Brown Bag Seminar: Oscar Hartman Davies - Samplers of the marine environment: seabirds and the lively sensing of ocean space
Time: Thu 2023-11-16 12.00 - 13.00
Location: Big seminarroom, Teknikringen 74D, floor 5
Participating: Oscar Hartman Davies, Oxford University
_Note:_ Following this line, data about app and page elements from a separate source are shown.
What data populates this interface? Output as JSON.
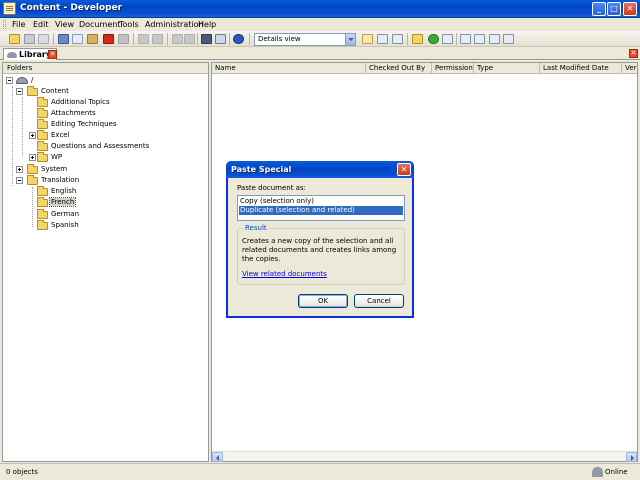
{
  "window": {
    "title": "Content - Developer",
    "minimize": "_",
    "maximize": "□",
    "close": "✕"
  },
  "menu": [
    "File",
    "Edit",
    "View",
    "Document",
    "Tools",
    "Administration",
    "Help"
  ],
  "toolbar": {
    "view_mode": "Details view"
  },
  "tabs": [
    {
      "label": "Library",
      "close": "✕"
    }
  ],
  "panel_close": "✕",
  "folders": {
    "header": "Folders",
    "items": [
      {
        "label": "/"
      },
      {
        "label": "Content"
      },
      {
        "label": "Additional Topics"
      },
      {
        "label": "Attachments"
      },
      {
        "label": "Editing Techniques"
      },
      {
        "label": "Excel"
      },
      {
        "label": "Questions and Assessments"
      },
      {
        "label": "WP"
      },
      {
        "label": "System"
      },
      {
        "label": "Translation"
      },
      {
        "label": "English"
      },
      {
        "label": "French"
      },
      {
        "label": "German"
      },
      {
        "label": "Spanish"
      }
    ]
  },
  "columns": [
    "Name",
    "Checked Out By",
    "Permission",
    "Type",
    "Last Modified Date",
    "Ver"
  ],
  "status": {
    "objects": "0 objects",
    "connection": "Online"
  },
  "dialog": {
    "title": "Paste Special",
    "close": "✕",
    "prompt": "Paste document as:",
    "options": [
      "Copy (selection only)",
      "Duplicate (selection and related)"
    ],
    "result_label": "Result",
    "result_text": "Creates a new copy of the selection and all related documents and creates links among the copies.",
    "link": "View related documents",
    "ok": "OK",
    "cancel": "Cancel"
  }
}
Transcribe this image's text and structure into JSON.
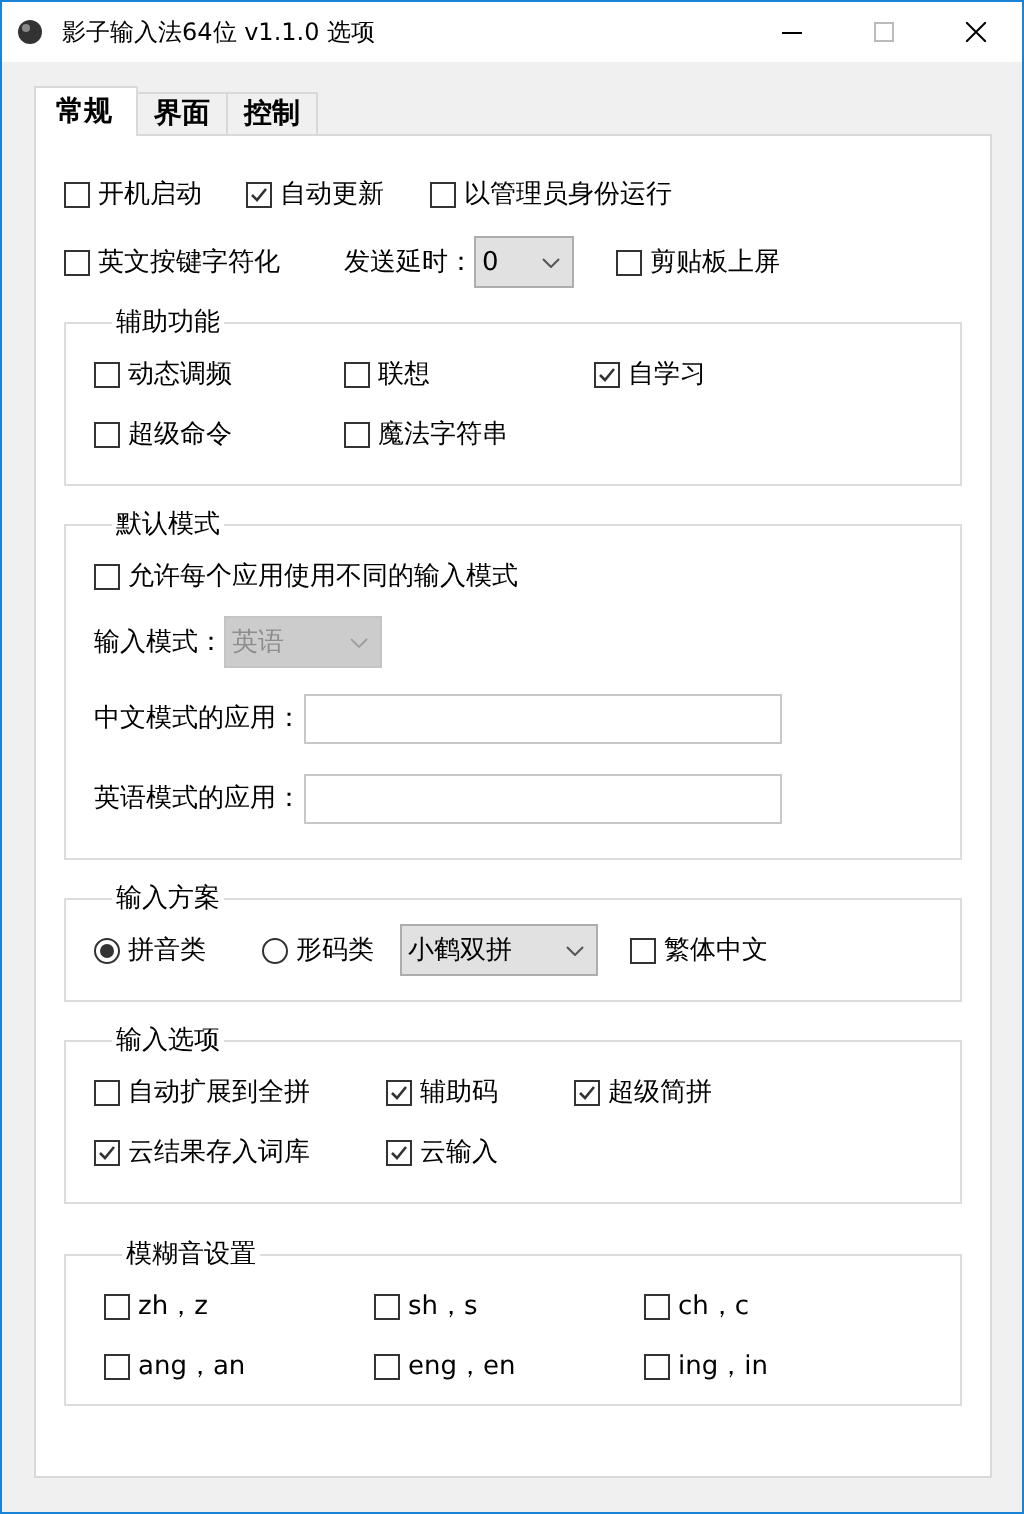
{
  "window": {
    "title": "影子输入法64位 v1.1.0 选项"
  },
  "tabs": [
    {
      "label": "常规",
      "selected": true
    },
    {
      "label": "界面",
      "selected": false
    },
    {
      "label": "控制",
      "selected": false
    }
  ],
  "general": [
    [
      {
        "kind": "checkbox",
        "label": "开机启动",
        "checked": false
      },
      {
        "kind": "checkbox",
        "label": "自动更新",
        "checked": true
      },
      {
        "kind": "checkbox",
        "label": "以管理员身份运行",
        "checked": false
      }
    ],
    [
      {
        "kind": "checkbox",
        "label": "英文按键字符化",
        "checked": false
      },
      {
        "kind": "select",
        "label": "发送延时：",
        "value": "0",
        "disabled": false
      },
      {
        "kind": "checkbox",
        "label": "剪贴板上屏",
        "checked": false
      }
    ]
  ],
  "groups": [
    {
      "title": "辅助功能",
      "rows": [
        [
          {
            "kind": "checkbox",
            "label": "动态调频",
            "checked": false
          },
          {
            "kind": "checkbox",
            "label": "联想",
            "checked": false
          },
          {
            "kind": "checkbox",
            "label": "自学习",
            "checked": true
          }
        ],
        [
          {
            "kind": "checkbox",
            "label": "超级命令",
            "checked": false
          },
          {
            "kind": "checkbox",
            "label": "魔法字符串",
            "checked": false
          }
        ]
      ]
    },
    {
      "title": "默认模式",
      "rows": [
        [
          {
            "kind": "checkbox",
            "label": "允许每个应用使用不同的输入模式",
            "checked": false
          }
        ],
        [
          {
            "kind": "select",
            "label": "输入模式：",
            "value": "英语",
            "disabled": true
          }
        ],
        [
          {
            "kind": "text",
            "label": "中文模式的应用："
          }
        ],
        [
          {
            "kind": "text",
            "label": "英语模式的应用："
          }
        ]
      ]
    },
    {
      "title": "输入方案",
      "rows": [
        [
          {
            "kind": "radio",
            "label": "拼音类",
            "selected": true
          },
          {
            "kind": "radio",
            "label": "形码类",
            "selected": false
          },
          {
            "kind": "select",
            "value": "小鹤双拼",
            "disabled": false
          },
          {
            "kind": "checkbox",
            "label": "繁体中文",
            "checked": false
          }
        ]
      ]
    },
    {
      "title": "输入选项",
      "rows": [
        [
          {
            "kind": "checkbox",
            "label": "自动扩展到全拼",
            "checked": false
          },
          {
            "kind": "checkbox",
            "label": "辅助码",
            "checked": true
          },
          {
            "kind": "checkbox",
            "label": "超级简拼",
            "checked": true
          }
        ],
        [
          {
            "kind": "checkbox",
            "label": "云结果存入词库",
            "checked": true
          },
          {
            "kind": "checkbox",
            "label": "云输入",
            "checked": true
          }
        ]
      ]
    },
    {
      "title": "模糊音设置",
      "rows": [
        [
          {
            "kind": "checkbox",
            "label": "zh，z",
            "checked": false
          },
          {
            "kind": "checkbox",
            "label": "sh，s",
            "checked": false
          },
          {
            "kind": "checkbox",
            "label": "ch，c",
            "checked": false
          }
        ],
        [
          {
            "kind": "checkbox",
            "label": "ang，an",
            "checked": false
          },
          {
            "kind": "checkbox",
            "label": "eng，en",
            "checked": false
          },
          {
            "kind": "checkbox",
            "label": "ing，in",
            "checked": false
          }
        ]
      ]
    }
  ]
}
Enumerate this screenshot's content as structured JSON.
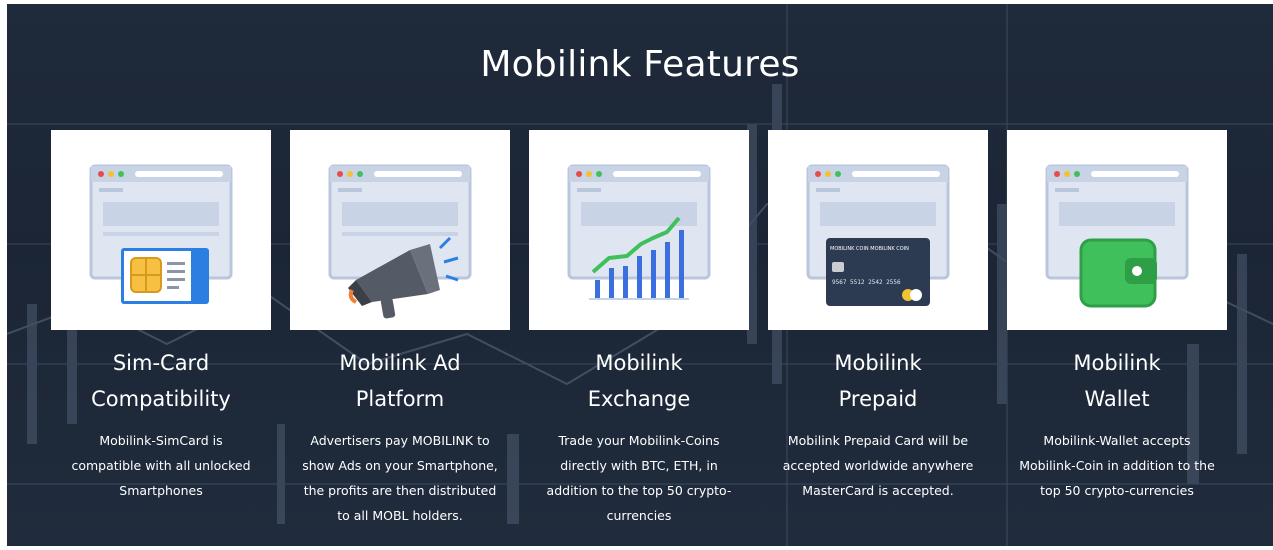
{
  "colors": {
    "background": "#1f2a3a",
    "accent_blue": "#3b6fe0",
    "accent_green": "#3fc05a",
    "text": "#ffffff"
  },
  "section": {
    "title": "Mobilink Features"
  },
  "features": [
    {
      "icon": "sim-card-icon",
      "title_lines": [
        "Sim-Card",
        "Compatibility"
      ],
      "desc_lines": [
        "Mobilink-SimCard is",
        "compatible with all unlocked",
        "Smartphones"
      ]
    },
    {
      "icon": "megaphone-icon",
      "title_lines": [
        "Mobilink Ad",
        "Platform"
      ],
      "desc_lines": [
        "Advertisers pay MOBILINK to",
        "show Ads on your Smartphone,",
        "the profits are then distributed",
        "to all MOBL holders."
      ]
    },
    {
      "icon": "exchange-chart-icon",
      "title_lines": [
        "Mobilink",
        "Exchange"
      ],
      "desc_lines": [
        "Trade your Mobilink-Coins",
        "directly with BTC, ETH, in",
        "addition to the top 50 crypto-",
        "currencies"
      ]
    },
    {
      "icon": "prepaid-card-icon",
      "title_lines": [
        "Mobilink",
        "Prepaid"
      ],
      "desc_lines": [
        "Mobilink Prepaid Card will be",
        "accepted worldwide anywhere",
        "MasterCard is accepted."
      ],
      "card_brand": "MOBILINK COIN  MOBILINK COIN",
      "card_number": "9567 5512 2542 2556"
    },
    {
      "icon": "wallet-icon",
      "title_lines": [
        "Mobilink",
        "Wallet"
      ],
      "desc_lines": [
        "Mobilink-Wallet accepts",
        "Mobilink-Coin in addition to the",
        "top 50 crypto-currencies"
      ]
    }
  ]
}
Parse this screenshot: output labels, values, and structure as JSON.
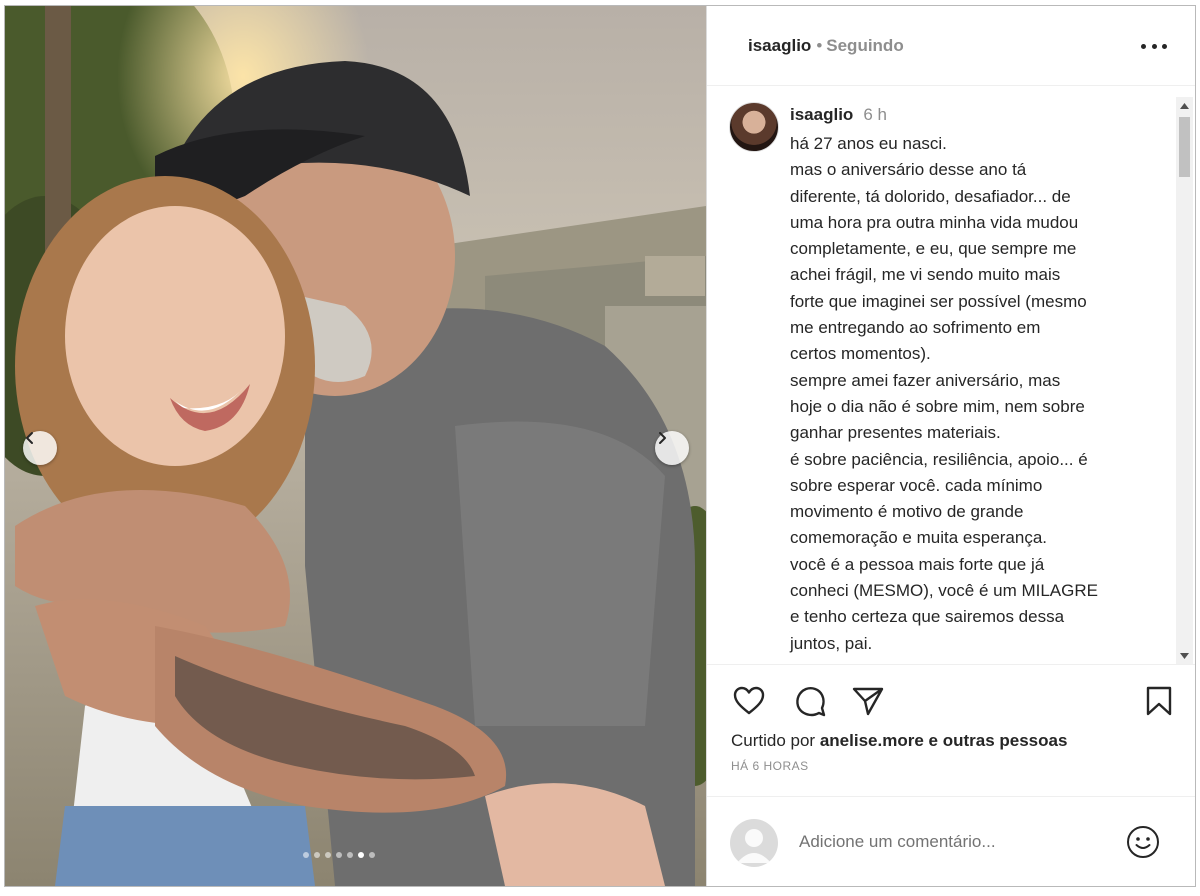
{
  "post": {
    "username": "isaaglio",
    "separator": "•",
    "follow_status": "Seguindo",
    "more_icon": "more-horizontal-icon",
    "image_alt": "Foto: pai beijando a filha sorridente",
    "slides_total": 7,
    "slide_active": 6
  },
  "caption": {
    "username": "isaaglio",
    "time": "6 h",
    "lines": [
      "há 27 anos eu nasci.",
      "mas o aniversário desse ano tá",
      "diferente, tá dolorido, desafiador... de",
      "uma hora pra outra minha vida mudou",
      "completamente, e eu, que sempre me",
      "achei frágil, me vi sendo muito mais",
      "forte que imaginei ser possível (mesmo",
      "me entregando ao sofrimento em",
      "certos momentos).",
      "sempre amei fazer aniversário, mas",
      "hoje o dia não é sobre mim, nem sobre",
      "ganhar presentes materiais.",
      "é sobre paciência, resiliência, apoio... é",
      "sobre esperar você. cada mínimo",
      "movimento é motivo de grande",
      "comemoração e muita esperança.",
      "você é a pessoa mais forte que já",
      "conheci (MESMO), você é um MILAGRE",
      "e tenho certeza que sairemos dessa",
      "juntos, pai."
    ]
  },
  "actions": {
    "like_icon": "heart-icon",
    "comment_icon": "comment-icon",
    "share_icon": "send-icon",
    "save_icon": "bookmark-icon"
  },
  "likes": {
    "prefix": "Curtido por",
    "user": "anelise.more",
    "suffix": "e outras pessoas"
  },
  "timestamp": "HÁ 6 HORAS",
  "comment": {
    "placeholder": "Adicione um comentário...",
    "emoji_icon": "smiley-icon"
  },
  "colors": {
    "text": "#262626",
    "muted": "#8e8e8e",
    "divider": "#efefef"
  }
}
In this talk Oscar explores the somewhat unlikely alliances that have formed between seabirds living in very remote places, and scientists seeking to understand marine environmental change. Seabirds have long been a medium through which people have made sense of the sea: as literary devices for exploring human-ocean relations (think Coleridge’s albatross, for example), and as beings signalling fish and nearby coasts to fishers and ocean-going travellers or the passage of seasons to coastal communities. More recently, they have been treated as important indicator or sentinel species which allow scientists to map the state of marine ecosystems. Through examples, he show how this framing has come about, how it has changed over time, and point to its underlying politics. Oscar starst in the Southern Ocean overseas territories of the UK and France, where systematic seabird science emerged from the 1950s onwards as a by-product of other imperial endeavours and geopolitical motivations. He then moves to how seabird scientists positioned the data collected through these programs as data about marine environments, and thus sought to elevate the significance of their work as the production of knowledge about an increasingly turbulent and depleted sea. Lastly, he illustrates how this idea was reconfigured through the development of new bird-borne sensing technologies in the early 1990s, creating new connections between the science and politics of the ocean as a volumetric, physical space, and as an inhabited, lively ecology. The conceptual move underlying this account is the development of a “technonatural history” (Searle et al. 2023) of ocean sensing which subtly rethinks the roles of animals in the production of scientific knowledge about, and the exercise of control over, marine space.